25 Consumers should not be afraid to demand more from their advisers. They should ask questions to better understand the range of products available in the market and compare these with the products recommended to them. It is also important that consumers understand how various products may or may not meet their needs before making a decision on which product to purchase. In this area, the FAIR panel’s recommendation to develop an online web aggregator to allow consumers to more easily compare pricing, benefits and other features of similar insurance products offered by different insurers, will help consumers make a more informed choice. MAS is studying this carefully.
26 Let me now touch briefly on how the industry can play a useful role to improve standards of practice in the financial advisory industry. In recent years, MAS has been actively engaging industry associations in ongoing dialogue to discuss regulatory and industry issues. We have found these engagements useful as we implement regulatory changes. These include the feedback from AFA on the FAIR proposals. MAS is reviewing AFA’s feedback closely, along with other comments we have received from the public consultation.
27 I would like to take this opportunity to encourage industry associations such as AFA to take the lead in coming up with initiatives to address problems identified in the industry. MAS need not intervene if the industry is able to come up with credible solutions. Take the private banking industry as an example. The Private Banking Advisory Group launched the Private Banking Code of Conduct in 2011 to enhance the competency of private banking professionals and to foster high market conduct standards. I am heartened to learn that AFA organises bi-monthly workshops to help representatives of its member firms enhance their knowledge and skills in the areas of unit trusts, life policies, and general insurance. MAS is also grateful to AFA and Mr Augustine Lee for participating in the FAIR panel.
28 At its core, financial advisory is a people-centric business. It is all about trust. Whenever a customer has a poor advisory experience, the trust he has in his adviser is eroded and this impacts the firm’s business and the industry’s reputation adversely. Financial advisory firms have come a long way since the Financial Advisers Act was enacted in 2002. They are now run more professionally, have better qualified representatives, and are investing more heavily in systems and processes. However, more needs to be done.
29 My challenge to all financial advisers is to continue to build customers’ trust and confidence in your products and services. This can be achieved by adopting a more customer-centric approach where customers are dealt with fairly and where the focus is on helping customers meet their financial and life goals.

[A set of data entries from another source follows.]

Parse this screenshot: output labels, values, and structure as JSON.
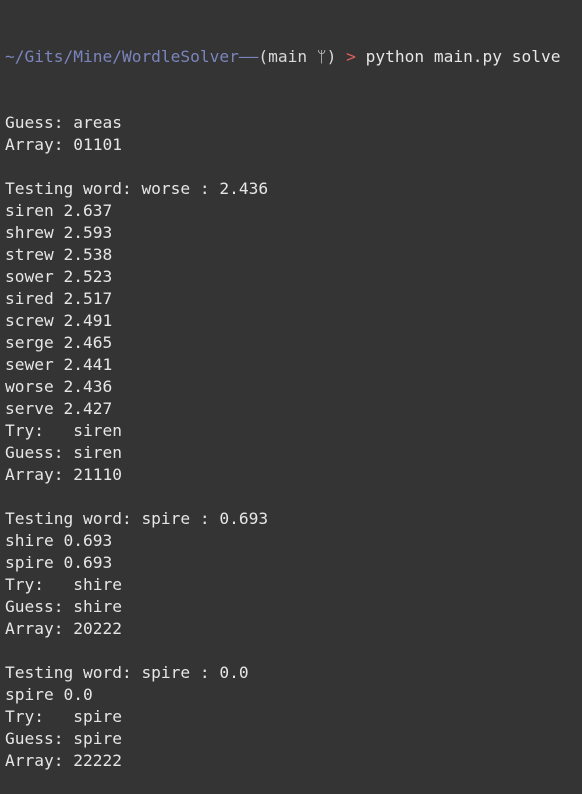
{
  "prompt": {
    "path": "~/Gits/Mine/WordleSolver",
    "connector": "——",
    "branch_open": "(main ",
    "branch_icon": "ᛘ",
    "branch_close": ")",
    "arrow": " > ",
    "command": "python main.py solve"
  },
  "output_lines": [
    "Guess: areas",
    "Array: 01101",
    "",
    "Testing word: worse : 2.436",
    "siren 2.637",
    "shrew 2.593",
    "strew 2.538",
    "sower 2.523",
    "sired 2.517",
    "screw 2.491",
    "serge 2.465",
    "sewer 2.441",
    "worse 2.436",
    "serve 2.427",
    "Try:   siren",
    "Guess: siren",
    "Array: 21110",
    "",
    "Testing word: spire : 0.693",
    "shire 0.693",
    "spire 0.693",
    "Try:   shire",
    "Guess: shire",
    "Array: 20222",
    "",
    "Testing word: spire : 0.0",
    "spire 0.0",
    "Try:   spire",
    "Guess: spire",
    "Array: 22222"
  ],
  "colors": {
    "background": "#343434",
    "text": "#e6e6e6",
    "path": "#7b85bd",
    "arrow": "#e0605a"
  }
}
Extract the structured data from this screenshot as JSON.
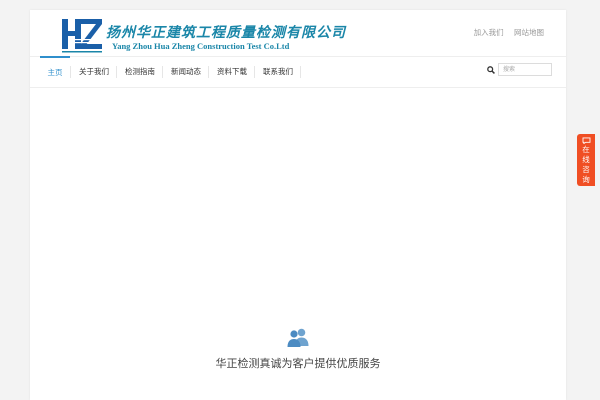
{
  "header": {
    "logo_cn": "扬州华正建筑工程质量检测有限公司",
    "logo_en": "Yang Zhou Hua Zheng Construction Test Co.Ltd",
    "logo_mark": "HZ",
    "top_links": [
      "加入我们",
      "网站地图"
    ]
  },
  "nav": {
    "items": [
      "主页",
      "关于我们",
      "检测指南",
      "新闻动态",
      "资料下载",
      "联系我们"
    ],
    "active_index": 0
  },
  "search": {
    "placeholder": "搜索",
    "icon": "search-icon"
  },
  "feature": {
    "icon": "users-icon",
    "tagline": "华正检测真诚为客户提供优质服务"
  },
  "consult": {
    "chars": [
      "在",
      "线",
      "咨",
      "询"
    ],
    "icon": "chat-icon"
  },
  "colors": {
    "brand": "#1a86a8",
    "accent": "#2f8fcc",
    "consult_bg": "#f04e23"
  }
}
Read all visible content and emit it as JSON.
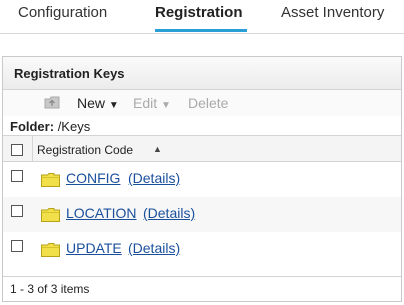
{
  "tabs": [
    "Configuration",
    "Registration",
    "Asset Inventory"
  ],
  "active_tab": "Registration",
  "accent_color": "#2a9fd6",
  "panel": {
    "title": "Registration Keys",
    "toolbar": {
      "up_icon": "folder-up-icon",
      "new_label": "New",
      "edit_label": "Edit",
      "delete_label": "Delete"
    },
    "folder_label": "Folder:",
    "folder_path": "/Keys",
    "column_header": "Registration Code",
    "rows": [
      {
        "name": "CONFIG",
        "details": "(Details)"
      },
      {
        "name": "LOCATION",
        "details": "(Details)"
      },
      {
        "name": "UPDATE",
        "details": "(Details)"
      }
    ],
    "footer": "1 - 3 of 3 items"
  }
}
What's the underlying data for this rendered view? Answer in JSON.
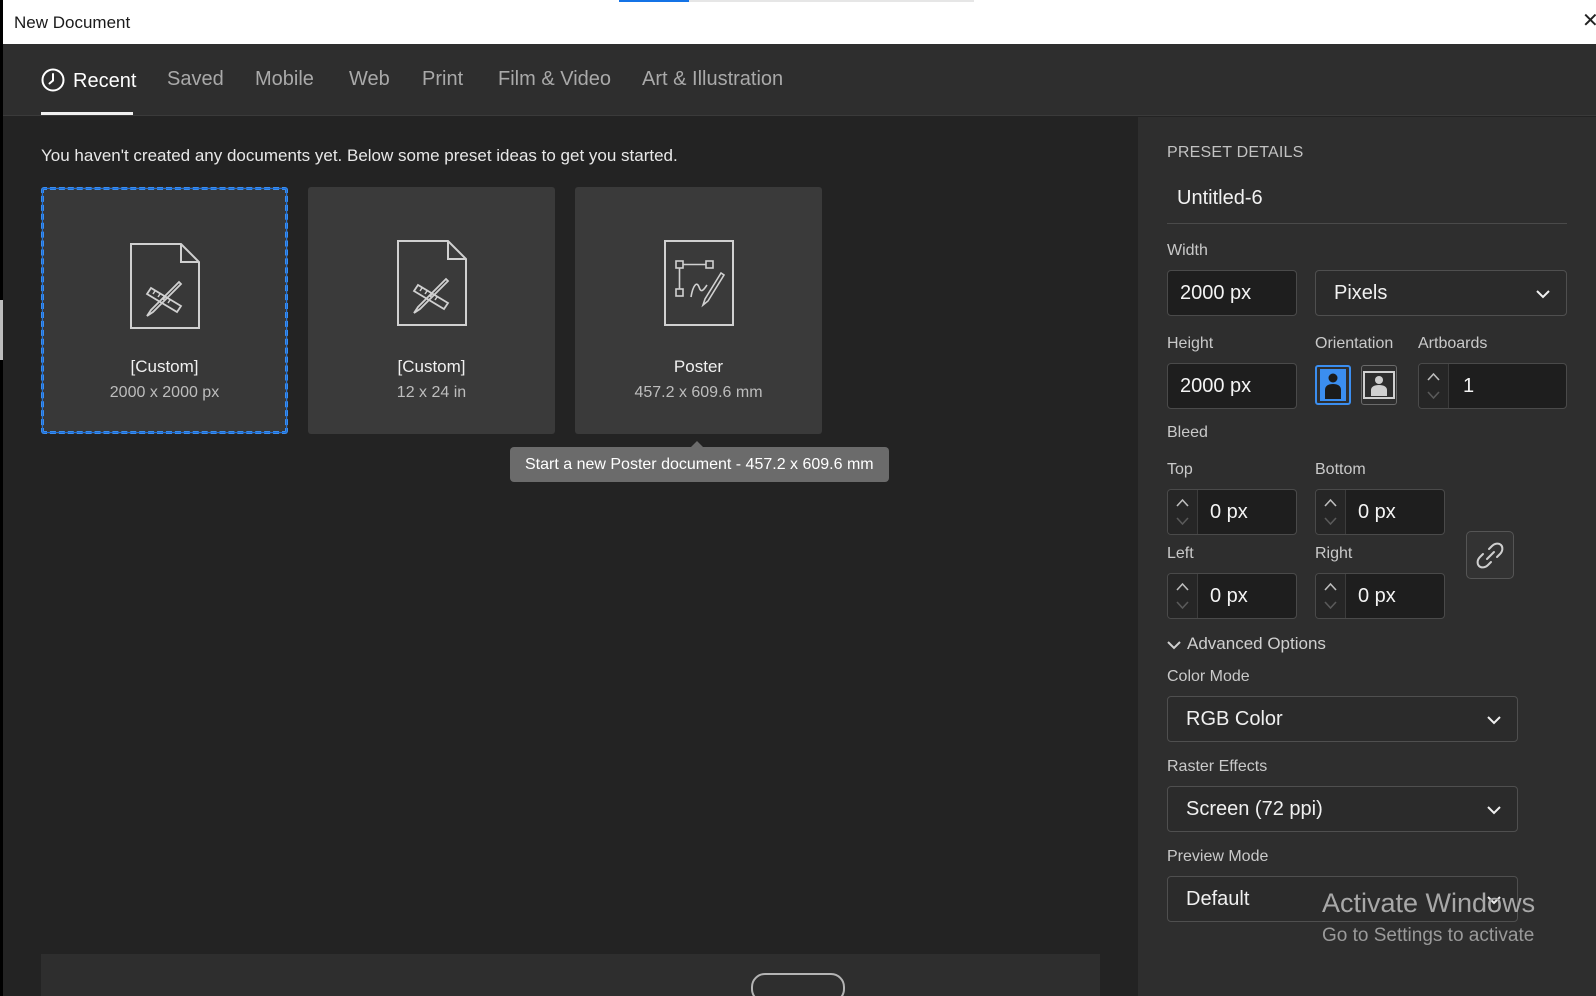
{
  "window": {
    "title": "New Document",
    "close_glyph": "✕"
  },
  "tabs": [
    {
      "label": "Recent",
      "active": true,
      "icon": "clock-icon"
    },
    {
      "label": "Saved"
    },
    {
      "label": "Mobile"
    },
    {
      "label": "Web"
    },
    {
      "label": "Print"
    },
    {
      "label": "Film & Video"
    },
    {
      "label": "Art & Illustration"
    }
  ],
  "left": {
    "hint": "You haven't created any documents yet. Below some preset ideas to get you started.",
    "cards": [
      {
        "name": "[Custom]",
        "size": "2000 x 2000 px",
        "icon": "document-ruler-pencil-icon",
        "selected": true
      },
      {
        "name": "[Custom]",
        "size": "12 x 24 in",
        "icon": "document-ruler-pencil-icon"
      },
      {
        "name": "Poster",
        "size": "457.2 x 609.6 mm",
        "icon": "poster-document-icon"
      }
    ],
    "tooltip": "Start a new Poster document - 457.2 x 609.6 mm"
  },
  "preset": {
    "heading": "PRESET DETAILS",
    "name": "Untitled-6",
    "width_label": "Width",
    "width_value": "2000 px",
    "units": "Pixels",
    "height_label": "Height",
    "height_value": "2000 px",
    "orientation_label": "Orientation",
    "artboards_label": "Artboards",
    "artboards_value": "1",
    "bleed_label": "Bleed",
    "top_label": "Top",
    "top_value": "0 px",
    "bottom_label": "Bottom",
    "bottom_value": "0 px",
    "left_label": "Left",
    "left_value": "0 px",
    "right_label": "Right",
    "right_value": "0 px",
    "advanced_label": "Advanced Options",
    "color_mode_label": "Color Mode",
    "color_mode_value": "RGB Color",
    "raster_label": "Raster Effects",
    "raster_value": "Screen (72 ppi)",
    "preview_label": "Preview Mode",
    "preview_value": "Default"
  },
  "watermark": {
    "line1": "Activate Windows",
    "line2": "Go to Settings to activate"
  },
  "colors": {
    "accent": "#1473e6",
    "panel": "#2e2e2e",
    "background": "#232323"
  }
}
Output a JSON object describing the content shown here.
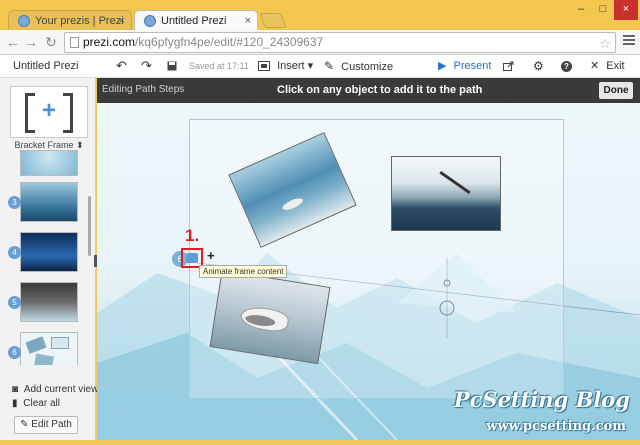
{
  "browser": {
    "tabs": [
      {
        "title": "Your prezis | Prezi",
        "close": "×"
      },
      {
        "title": "Untitled Prezi",
        "close": "×"
      }
    ],
    "window_controls": [
      "–",
      "□",
      "×"
    ],
    "url_host": "prezi.com",
    "url_path": "/kq6pfygfn4pe/edit/#120_24309637",
    "star": "☆"
  },
  "toolbar": {
    "title": "Untitled Prezi",
    "saved": "Saved at 17:11",
    "insert": "Insert",
    "customize": "Customize",
    "present": "Present",
    "exit": "Exit"
  },
  "sidebar": {
    "frame_label": "Bracket Frame",
    "thumbnails": [
      "3",
      "4",
      "5",
      "6"
    ],
    "add_current_view": "Add current view",
    "clear_all": "Clear all",
    "edit_path": "Edit Path"
  },
  "canvas": {
    "bar_left": "Editing Path Steps",
    "bar_center": "Click on any object to add it to the path",
    "done": "Done",
    "callout_number": "1.",
    "tooltip": "Animate frame content",
    "step_number": "6",
    "plus": "+"
  },
  "watermark": {
    "line1": "PcSetting Blog",
    "line2": "www.pcsetting.com"
  }
}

MAS looks forward to working closely with AFA and all other stakeholders to implement the FAIR proposals and bring the financial advisory industry to greater heights.
30 On this note, I wish all of you a successful and fruitful congress. Thank you.